Participating in any Open Source project can be frustrating if things do not move along as quickly as you would like. Django is a fairly popular project, whose developers are volunteers with limited resources, and with a pretty big commitment to stability and backwards compatibility, so there will always be people who get frustrated. This blog post is intended to help people in that situation be helpful, and to not actually make things worse.
To provide an example, a comment was posted on a bug 8426 yesterday. No offence to the poster — it's actually a fairly minor example — but it illustrates why comments like that one will be ignored, and may even work in the opposite direction:
The bug is definitely in the category of minor, in the grand scheme of things, since it is only about how help text looks in forms, and the ability to style it — which you already have complete control of by subclassing Form. It is in fact a feature request. But the comment makes it sound like a dire problem. In fact, adding “I need it die hard!” just makes the commenter sound unreasonable.
The previous comment had actually explained what needs to be done to move things on, but the commenter hasn't shown any evidence that they have read it. They want other people to invest time, but are not willing to invest time themselves.
The main pain point from the commenter's point of view is probably the need to patch Django to include this fix. That doesn't really sway Django developers, for the following reasons:
For any bug/feature, it is always possible that someone may say it is a ‘must have’ — we quite understand that a customer may simply require certain behaviour. But this doesn't make it high priority for us — if it did, everything would be high priority, which makes ‘high priority’ meaningless.
If the main pain point is having to patch Django, that is true for any fix that is a ‘must have’. There are much bigger pain points with some bugs — like the lack of any available patch, or the need for a design decision to address the problem, where the design decision will make an impact on other areas of your code.
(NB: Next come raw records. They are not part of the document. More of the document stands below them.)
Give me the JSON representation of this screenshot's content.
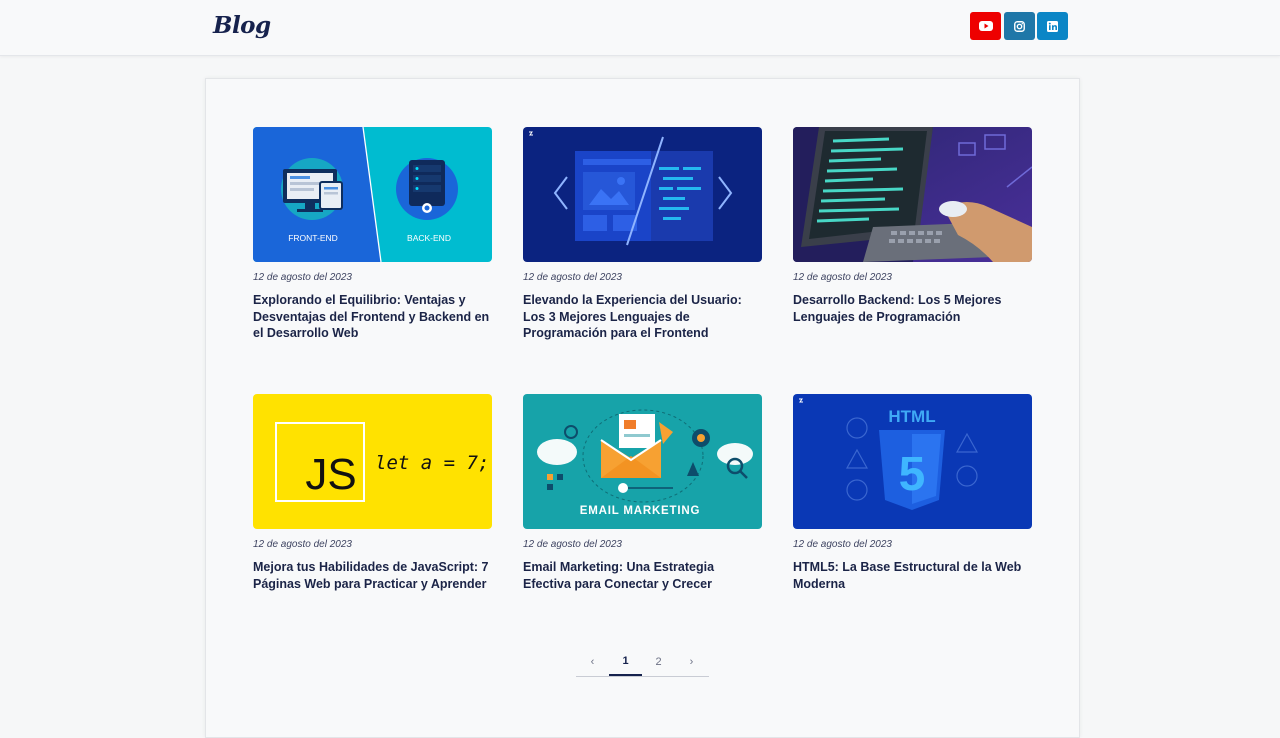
{
  "header": {
    "logo": "Blog",
    "social": [
      {
        "name": "youtube-icon",
        "color": "#ee0000"
      },
      {
        "name": "instagram-icon",
        "color": "#1f77a8"
      },
      {
        "name": "linkedin-icon",
        "color": "#0b86c6"
      }
    ]
  },
  "posts": [
    {
      "date": "12 de agosto del 2023",
      "title": "Explorando el Equilibrio: Ventajas y Desventajas del Frontend y Backend en el Desarrollo Web",
      "image": {
        "left_label": "FRONT-END",
        "right_label": "BACK-END"
      }
    },
    {
      "date": "12 de agosto del 2023",
      "title": "Elevando la Experiencia del Usuario: Los 3 Mejores Lenguajes de Programación para el Frontend"
    },
    {
      "date": "12 de agosto del 2023",
      "title": "Desarrollo Backend: Los 5 Mejores Lenguajes de Programación"
    },
    {
      "date": "12 de agosto del 2023",
      "title": "Mejora tus Habilidades de JavaScript: 7 Páginas Web para Practicar y Aprender",
      "image": {
        "badge": "JS",
        "code": "let a = 7;"
      }
    },
    {
      "date": "12 de agosto del 2023",
      "title": "Email Marketing: Una Estrategia Efectiva para Conectar y Crecer",
      "image": {
        "caption": "EMAIL MARKETING"
      }
    },
    {
      "date": "12 de agosto del 2023",
      "title": "HTML5: La Base Estructural de la Web Moderna",
      "image": {
        "heading": "HTML",
        "number": "5"
      }
    }
  ],
  "pagination": {
    "prev": "‹",
    "pages": [
      "1",
      "2"
    ],
    "current": "1",
    "next": "›"
  }
}
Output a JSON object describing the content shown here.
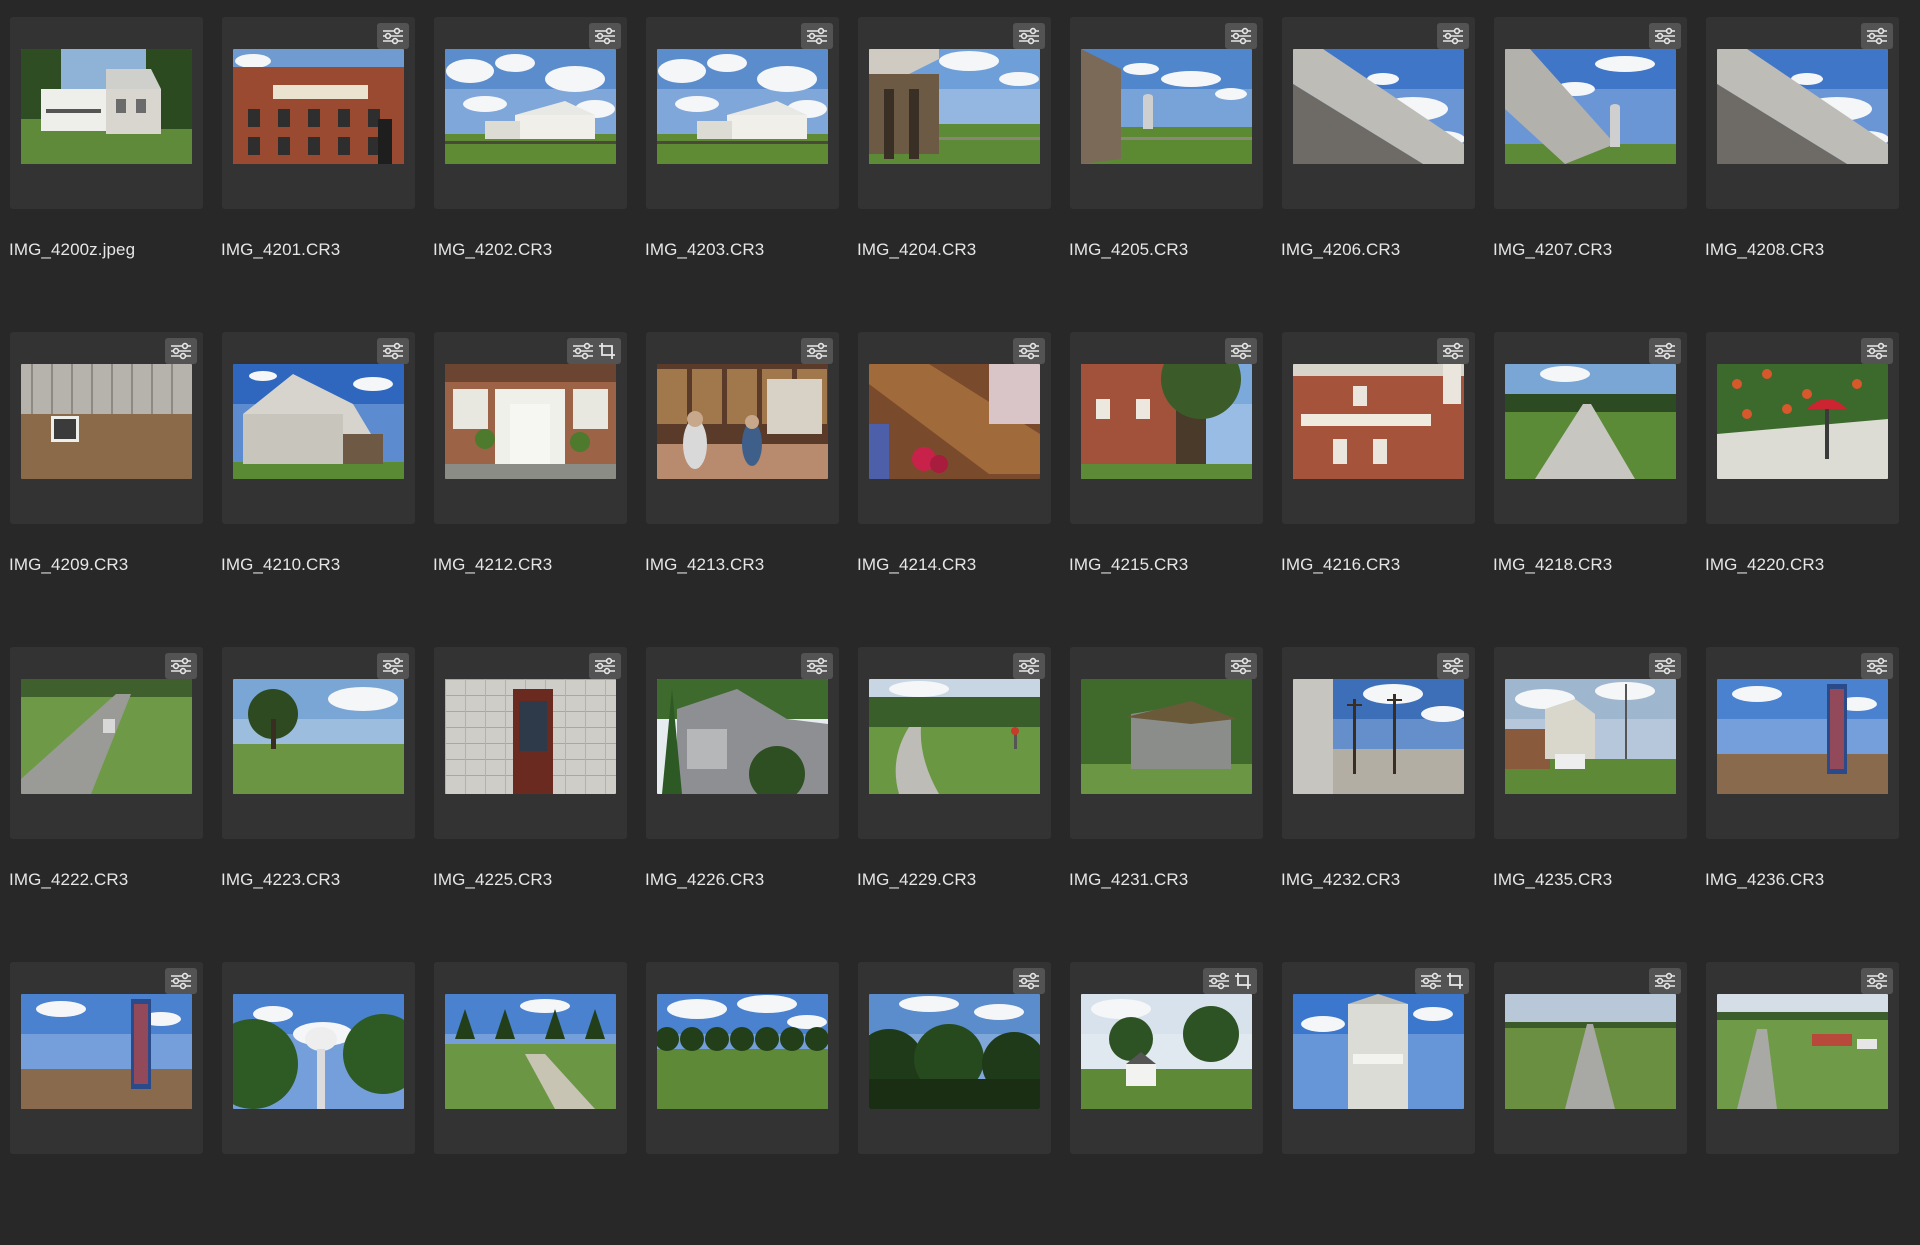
{
  "window": {
    "title": "",
    "background": "#282828"
  },
  "icons": {
    "adjust": "sliders-icon",
    "crop": "crop-icon"
  },
  "photos": [
    {
      "name": "IMG_4200z.jpeg",
      "badges": [],
      "scene": "house"
    },
    {
      "name": "IMG_4201.CR3",
      "badges": [
        "adjust"
      ],
      "scene": "brick-shop"
    },
    {
      "name": "IMG_4202.CR3",
      "badges": [
        "adjust"
      ],
      "scene": "barn-field"
    },
    {
      "name": "IMG_4203.CR3",
      "badges": [
        "adjust"
      ],
      "scene": "barn-field"
    },
    {
      "name": "IMG_4204.CR3",
      "badges": [
        "adjust"
      ],
      "scene": "barn-shed"
    },
    {
      "name": "IMG_4205.CR3",
      "badges": [
        "adjust"
      ],
      "scene": "barn-silo"
    },
    {
      "name": "IMG_4206.CR3",
      "badges": [
        "adjust"
      ],
      "scene": "roof-sky"
    },
    {
      "name": "IMG_4207.CR3",
      "badges": [
        "adjust"
      ],
      "scene": "roof-silo"
    },
    {
      "name": "IMG_4208.CR3",
      "badges": [
        "adjust"
      ],
      "scene": "roof-sky"
    },
    {
      "name": "IMG_4209.CR3",
      "badges": [
        "adjust"
      ],
      "scene": "stone-wall"
    },
    {
      "name": "IMG_4210.CR3",
      "badges": [
        "adjust"
      ],
      "scene": "barn-blue"
    },
    {
      "name": "IMG_4212.CR3",
      "badges": [
        "adjust",
        "crop"
      ],
      "scene": "porch"
    },
    {
      "name": "IMG_4213.CR3",
      "badges": [
        "adjust"
      ],
      "scene": "shop-interior"
    },
    {
      "name": "IMG_4214.CR3",
      "badges": [
        "adjust"
      ],
      "scene": "quilt-stairs"
    },
    {
      "name": "IMG_4215.CR3",
      "badges": [
        "adjust"
      ],
      "scene": "brick-tree"
    },
    {
      "name": "IMG_4216.CR3",
      "badges": [
        "adjust"
      ],
      "scene": "brick-gifts"
    },
    {
      "name": "IMG_4218.CR3",
      "badges": [
        "adjust"
      ],
      "scene": "country-road"
    },
    {
      "name": "IMG_4220.CR3",
      "badges": [
        "adjust"
      ],
      "scene": "lamp-flowers"
    },
    {
      "name": "IMG_4222.CR3",
      "badges": [
        "adjust"
      ],
      "scene": "highway"
    },
    {
      "name": "IMG_4223.CR3",
      "badges": [
        "adjust"
      ],
      "scene": "tree-hill"
    },
    {
      "name": "IMG_4225.CR3",
      "badges": [
        "adjust"
      ],
      "scene": "block-door"
    },
    {
      "name": "IMG_4226.CR3",
      "badges": [
        "adjust"
      ],
      "scene": "gray-house"
    },
    {
      "name": "IMG_4229.CR3",
      "badges": [
        "adjust"
      ],
      "scene": "curve-road"
    },
    {
      "name": "IMG_4231.CR3",
      "badges": [
        "adjust"
      ],
      "scene": "shed-trees"
    },
    {
      "name": "IMG_4232.CR3",
      "badges": [
        "adjust"
      ],
      "scene": "poles-lot"
    },
    {
      "name": "IMG_4235.CR3",
      "badges": [
        "adjust"
      ],
      "scene": "farmhouse-truck"
    },
    {
      "name": "IMG_4236.CR3",
      "badges": [
        "adjust"
      ],
      "scene": "motel-sign"
    },
    {
      "name": "",
      "badges": [
        "adjust"
      ],
      "scene": "motel-sign"
    },
    {
      "name": "",
      "badges": [],
      "scene": "water-tower"
    },
    {
      "name": "",
      "badges": [],
      "scene": "pine-path"
    },
    {
      "name": "",
      "badges": [],
      "scene": "tree-row"
    },
    {
      "name": "",
      "badges": [
        "adjust"
      ],
      "scene": "trees-sky"
    },
    {
      "name": "",
      "badges": [
        "adjust",
        "crop"
      ],
      "scene": "white-house"
    },
    {
      "name": "",
      "badges": [
        "adjust",
        "crop"
      ],
      "scene": "elevator"
    },
    {
      "name": "",
      "badges": [
        "adjust"
      ],
      "scene": "straight-road"
    },
    {
      "name": "",
      "badges": [
        "adjust"
      ],
      "scene": "valley-road"
    }
  ]
}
There are tools that make it easier to apply patches. I often run Django projects from patched versions of Django. The way I have done this is to fork the Mercurial BitBucket Django mirror, and add my own fixes, usually into named branches. Since I'm a committer, these usually get merged back into Django (though occasionally they are just thrown away). Merging from Django trunk is then extremely easy.
I know that some people don't know how to do these things, and many people will wait for a release for everything. But if you can wait for a release, or if you can't learn the relatively simple tools that would allow you to maintain a fork, it can't be that high priority, can it?
For reference, making your own Mercurial branch for this, assuming a clean patch and a Linux/Unix system, is as simple as:
To pull in new changes from trunk into your repository and branch:
So, all in all, adding a comment like the above expresses frustration, but doesn't persuade us that it is high priority, and doesn't help us move forward. With this bug, it was on Version1.1Features as a 'small bug' that doesn't really need discussion. So, a helpful thing to post would be something like:
It's now post 1.2 so we are out of feature freeze, and this was procedurally accepted for 1.1 as a small bug, so I don't think it needs discussion. I've checked the patch, and it still applies to trunk, and the test suite passes with no failures. Is there any reason this can't go straight in?
As it happens, the latest patch did not apply cleanly to trunk, I had to manually apply some bits.
In addition, there are other things I would check as a committer. For instance, backwards compatibility: is this going to interfere with styling in the admin, or the other way around? Answer: probably not, because the admin doesn't use those methods to render forms, and other pages are unlikely to include admin CSS files. However, the admin CSS does use a 'help' class — shouldn't we stick with that name rather than add another for exactly the same use case? Or, is a 'help' class too generic, and will it end up clashing with existing HTML on people's pages? (In the end, I decided to stay with 'helptext': 1) for that latter reason, 2) because that's how it was in the accepted ticket, and 3) because that will make people who have already patched their source happy.)
These are all things that need to be checked, and which take time, and someone who was really desperate would have done some of these things. I have now committed it, mainly to avoid the complaint “it took longer to explain why you didn't commit it than it would have taken to commit”, but it should be noted that comments like the one above usually have the opposite effect on committers.
Anyway, I hope this post helps give some insight into why some comments are less than helpful, and what are the more constructive avenues. I won't claim that we always have the excuses laid out here — there are many more important tickets that have languished for way too long for no good reason. But the first thing to check is that you have followed our contributing guidelines and made things as easy as possible for the core developers.